* **Task to carry out**
Return every line from the records below in which the word "predators" is found.

* **Supplied material**
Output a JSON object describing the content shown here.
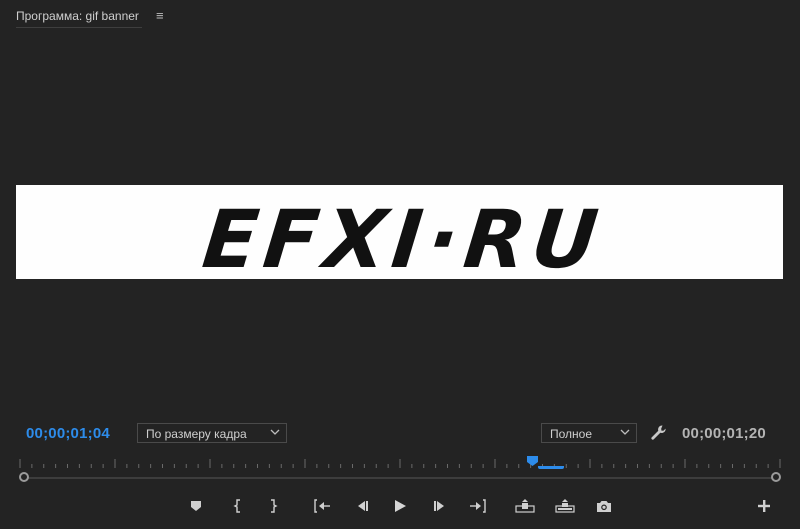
{
  "panel": {
    "title": "Программа: gif banner",
    "menu_glyph": "≡"
  },
  "frame": {
    "banner_text": "EFXI·RU",
    "background_color": "#ffffff",
    "text_color": "#111111"
  },
  "timecode": {
    "current": "00;00;01;04",
    "total": "00;00;01;20",
    "current_color": "#2d8ceb"
  },
  "zoom_select": {
    "value": "По размеру кадра"
  },
  "quality_select": {
    "value": "Полное"
  },
  "playhead": {
    "position_fraction": 0.68
  },
  "controls": [
    {
      "name": "add-marker-button",
      "icon": "marker-icon"
    },
    {
      "name": "mark-in-button",
      "icon": "mark-in-icon"
    },
    {
      "name": "mark-out-button",
      "icon": "mark-out-icon"
    },
    {
      "name": "go-to-in-button",
      "icon": "go-to-in-icon"
    },
    {
      "name": "step-back-button",
      "icon": "step-back-icon"
    },
    {
      "name": "play-button",
      "icon": "play-icon"
    },
    {
      "name": "step-forward-button",
      "icon": "step-forward-icon"
    },
    {
      "name": "go-to-out-button",
      "icon": "go-to-out-icon"
    },
    {
      "name": "lift-button",
      "icon": "lift-icon"
    },
    {
      "name": "extract-button",
      "icon": "extract-icon"
    },
    {
      "name": "export-frame-button",
      "icon": "camera-icon"
    },
    {
      "name": "button-editor-button",
      "icon": "plus-icon"
    }
  ]
}
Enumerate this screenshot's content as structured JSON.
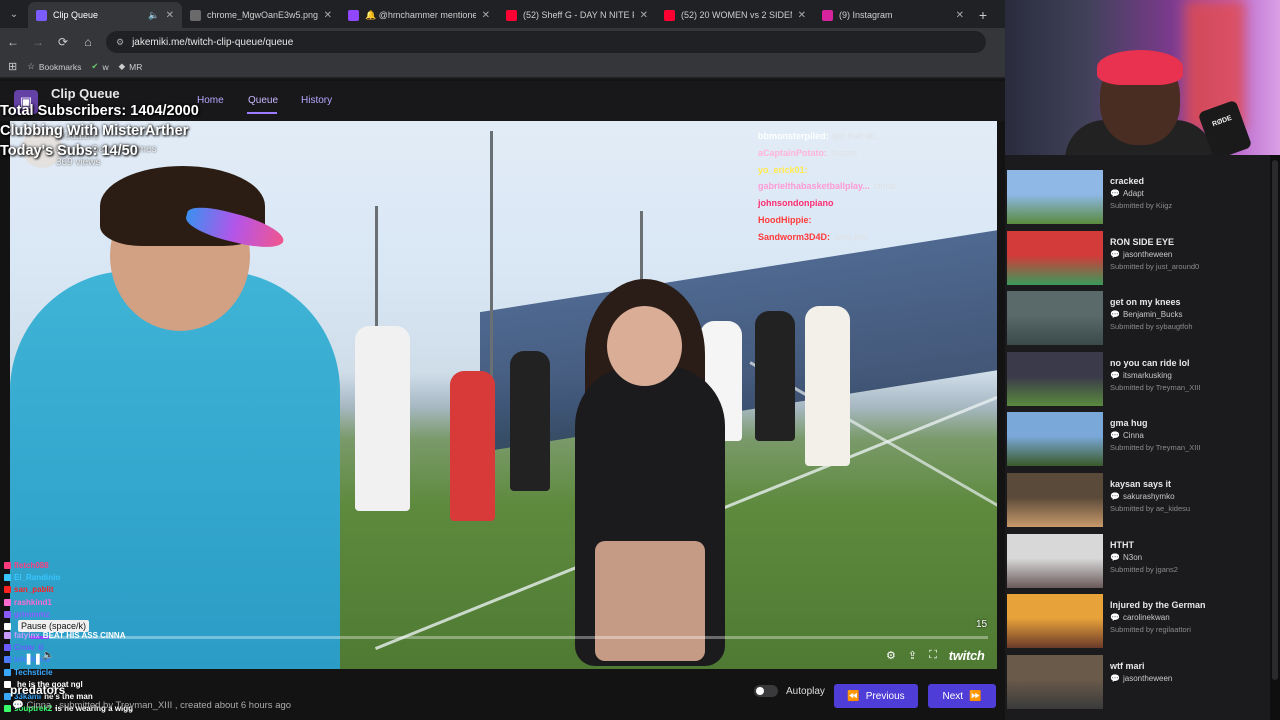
{
  "browser": {
    "tabs": [
      {
        "title": "Clip Queue",
        "color": "#7b5cff",
        "active": true
      },
      {
        "title": "chrome_MgwOanE3w5.png (4...",
        "color": "#6a6a6a"
      },
      {
        "title": "🔔 @hmchammer mentioned",
        "color": "#9147ff"
      },
      {
        "title": "(52) Sheff G - DAY N NITE Free",
        "color": "#ff0033"
      },
      {
        "title": "(52) 20 WOMEN vs 2 SIDEMEN",
        "color": "#ff0033"
      },
      {
        "title": "(9) Instagram",
        "color": "#d6249f"
      }
    ],
    "url": "jakemiki.me/twitch-clip-queue/queue",
    "bookmarks": [
      "Bookmarks",
      "w",
      "MR"
    ],
    "icons": {
      "back": "←",
      "forward": "→",
      "reload": "⟳",
      "home": "⌂",
      "close": "✕",
      "new_tab": "+",
      "menu": "⌄",
      "apps": "⊞",
      "mute": "🔈"
    }
  },
  "app": {
    "title": "Clip Queue",
    "nav": [
      "Home",
      "Queue",
      "History"
    ],
    "logo_icon": "▣"
  },
  "overlay": {
    "stats": [
      "Total Subscribers: 1404/2000",
      "Clubbing With MisterArther",
      "Today's Subs: 14/50"
    ],
    "clip_meta": [
      "predators",
      "Cinna · Gamer Games",
      "369 views"
    ],
    "pause_tip": "Pause (space/k)",
    "predators_label": "predators"
  },
  "top_chat": [
    {
      "user": "bbmonsterpiled:",
      "color": "#ffffff",
      "msg": "got that ab..."
    },
    {
      "user": "aCaptainPotato:",
      "color": "#ffb4d9",
      "msg": "buzzer"
    },
    {
      "user": "yo_erick01:",
      "color": "#ffea4a",
      "msg": ""
    },
    {
      "user": "gabrielthabasketballplay...",
      "color": "#ff9ad5",
      "msg": "cinna"
    },
    {
      "user": "johnsondonpiano",
      "color": "#ff2d72",
      "msg": ""
    },
    {
      "user": "HoodHippie:",
      "color": "#ff3a3a",
      "msg": ""
    },
    {
      "user": "Sandworm3D4D:",
      "color": "#ff3a3a",
      "msg": "omg bro"
    }
  ],
  "bottom_chat": [
    {
      "user": "fletch088",
      "color": "#ff3b7d",
      "msg": ""
    },
    {
      "user": "El_Randinio",
      "color": "#38c6ff",
      "msg": ""
    },
    {
      "user": "san_pablit",
      "color": "#ff2222",
      "msg": ""
    },
    {
      "user": "rashkind1",
      "color": "#ff6ad0",
      "msg": ""
    },
    {
      "user": "grimmmz",
      "color": "#8a5cff",
      "msg": ""
    },
    {
      "user": "",
      "color": "#ffffff",
      "msg": ""
    },
    {
      "user": "fatyinx",
      "color": "#c89cff",
      "msg": "BEAT HIS ASS CINNA"
    },
    {
      "user": "Crow_ti",
      "color": "#6a5cff",
      "msg": ""
    },
    {
      "user": "tehphone",
      "color": "#4a7bff",
      "msg": ""
    },
    {
      "user": "Techsticle",
      "color": "#38a8ff",
      "msg": ""
    },
    {
      "user": "",
      "color": "#ffffff",
      "msg": "he is the goat ngl"
    },
    {
      "user": "33kami",
      "color": "#38a8ff",
      "msg": "he's the man"
    },
    {
      "user": "souptrek2",
      "color": "#38ff6a",
      "msg": "is he wearing a wigg"
    }
  ],
  "player": {
    "time": "15",
    "progress": 0.02,
    "controls": {
      "settings": "⚙",
      "share": "⇪",
      "fullscreen": "⛶"
    },
    "brand": "twitch"
  },
  "clip_info": "Cinna , submitted by Treyman_XIII , created about 6 hours ago",
  "footer": {
    "autoplay": "Autoplay",
    "previous": "Previous",
    "next": "Next",
    "prev_icon": "⏪",
    "next_icon": "⏩"
  },
  "webcam": {
    "mic_label": "RØDE"
  },
  "queue": [
    {
      "title": "cracked",
      "author": "Adapt",
      "submitted": "Submitted by Kiigz",
      "thumb": [
        "#8fb8e6",
        "#5a8a3e"
      ]
    },
    {
      "title": "RON SIDE EYE",
      "author": "jasontheween",
      "submitted": "Submitted by just_around0",
      "thumb": [
        "#d33a3a",
        "#3a9a5a"
      ]
    },
    {
      "title": "get on my knees",
      "author": "Benjamin_Bucks",
      "submitted": "Submitted by sybaugtfoh",
      "thumb": [
        "#5a6a6a",
        "#3a4a4a"
      ]
    },
    {
      "title": "no you can ride lol",
      "author": "itsmarkusking",
      "submitted": "Submitted by Treyman_XIII",
      "thumb": [
        "#3a3a4a",
        "#5a8a3e"
      ]
    },
    {
      "title": "gma hug",
      "author": "Cinna",
      "submitted": "Submitted by Treyman_XIII",
      "thumb": [
        "#7aa8d8",
        "#3a5a2a"
      ]
    },
    {
      "title": "kaysan says it",
      "author": "sakurashymko",
      "submitted": "Submitted by ae_kidesu",
      "thumb": [
        "#5a4a3a",
        "#c89a6a"
      ]
    },
    {
      "title": "HTHT",
      "author": "N3on",
      "submitted": "Submitted by jgans2",
      "thumb": [
        "#d8d8d8",
        "#6a5a5a"
      ]
    },
    {
      "title": "Injured by the German",
      "author": "carolinekwan",
      "submitted": "Submitted by regilaattori",
      "thumb": [
        "#e8a23a",
        "#6a3a2a"
      ]
    },
    {
      "title": "wtf mari",
      "author": "jasontheween",
      "submitted": "",
      "thumb": [
        "#6a5a4a",
        "#3a3a3a"
      ]
    }
  ]
}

* **Solved exercise**
      "predators",
    "predators_label": "predators"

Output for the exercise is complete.